_DATASET RECORDS_
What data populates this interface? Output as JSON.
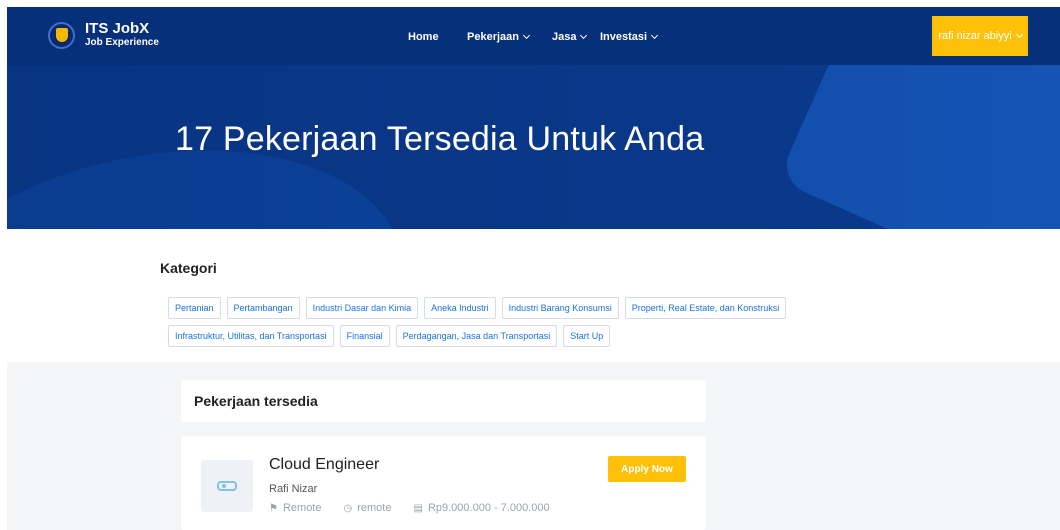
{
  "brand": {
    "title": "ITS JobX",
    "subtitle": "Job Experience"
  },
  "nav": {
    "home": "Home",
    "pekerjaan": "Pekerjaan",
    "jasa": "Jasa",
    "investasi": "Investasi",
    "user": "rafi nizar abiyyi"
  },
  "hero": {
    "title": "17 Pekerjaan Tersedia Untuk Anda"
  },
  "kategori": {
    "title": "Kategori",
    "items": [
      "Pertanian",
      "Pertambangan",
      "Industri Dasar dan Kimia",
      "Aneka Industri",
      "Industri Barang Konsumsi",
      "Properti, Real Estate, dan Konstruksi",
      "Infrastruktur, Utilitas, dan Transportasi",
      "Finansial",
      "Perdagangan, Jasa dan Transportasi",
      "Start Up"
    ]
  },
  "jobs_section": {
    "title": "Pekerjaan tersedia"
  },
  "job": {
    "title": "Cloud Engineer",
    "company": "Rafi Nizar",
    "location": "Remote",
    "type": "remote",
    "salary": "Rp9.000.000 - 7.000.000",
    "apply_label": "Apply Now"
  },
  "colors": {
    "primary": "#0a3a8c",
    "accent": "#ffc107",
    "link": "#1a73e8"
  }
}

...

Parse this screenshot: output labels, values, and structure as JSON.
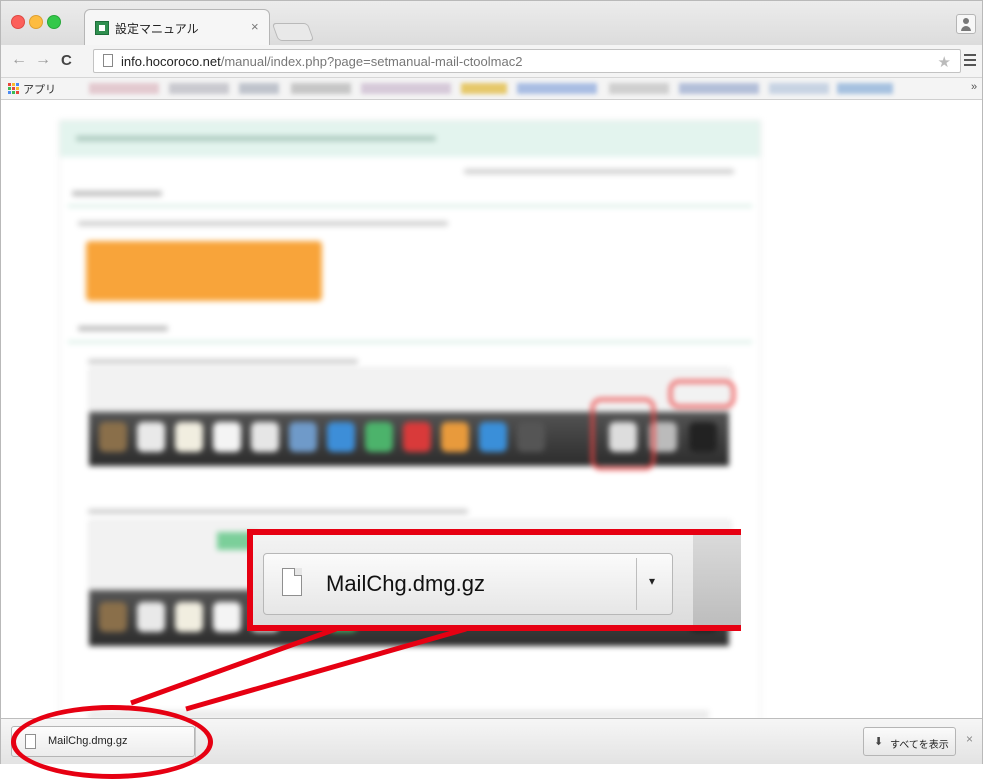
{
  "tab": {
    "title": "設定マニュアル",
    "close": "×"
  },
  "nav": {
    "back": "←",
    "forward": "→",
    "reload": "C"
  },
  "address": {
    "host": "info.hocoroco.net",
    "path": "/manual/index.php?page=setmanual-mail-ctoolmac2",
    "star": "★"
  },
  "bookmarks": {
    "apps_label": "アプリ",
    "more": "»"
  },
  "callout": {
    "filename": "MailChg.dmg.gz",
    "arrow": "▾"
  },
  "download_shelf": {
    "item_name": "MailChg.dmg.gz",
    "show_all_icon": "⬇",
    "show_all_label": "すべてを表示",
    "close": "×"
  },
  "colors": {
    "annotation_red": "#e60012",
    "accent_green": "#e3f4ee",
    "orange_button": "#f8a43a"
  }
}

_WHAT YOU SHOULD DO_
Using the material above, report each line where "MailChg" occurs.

_REPLY TO THE TASK_
    "filename": "MailChg.dmg.gz",
    "item_name": "MailChg.dmg.gz",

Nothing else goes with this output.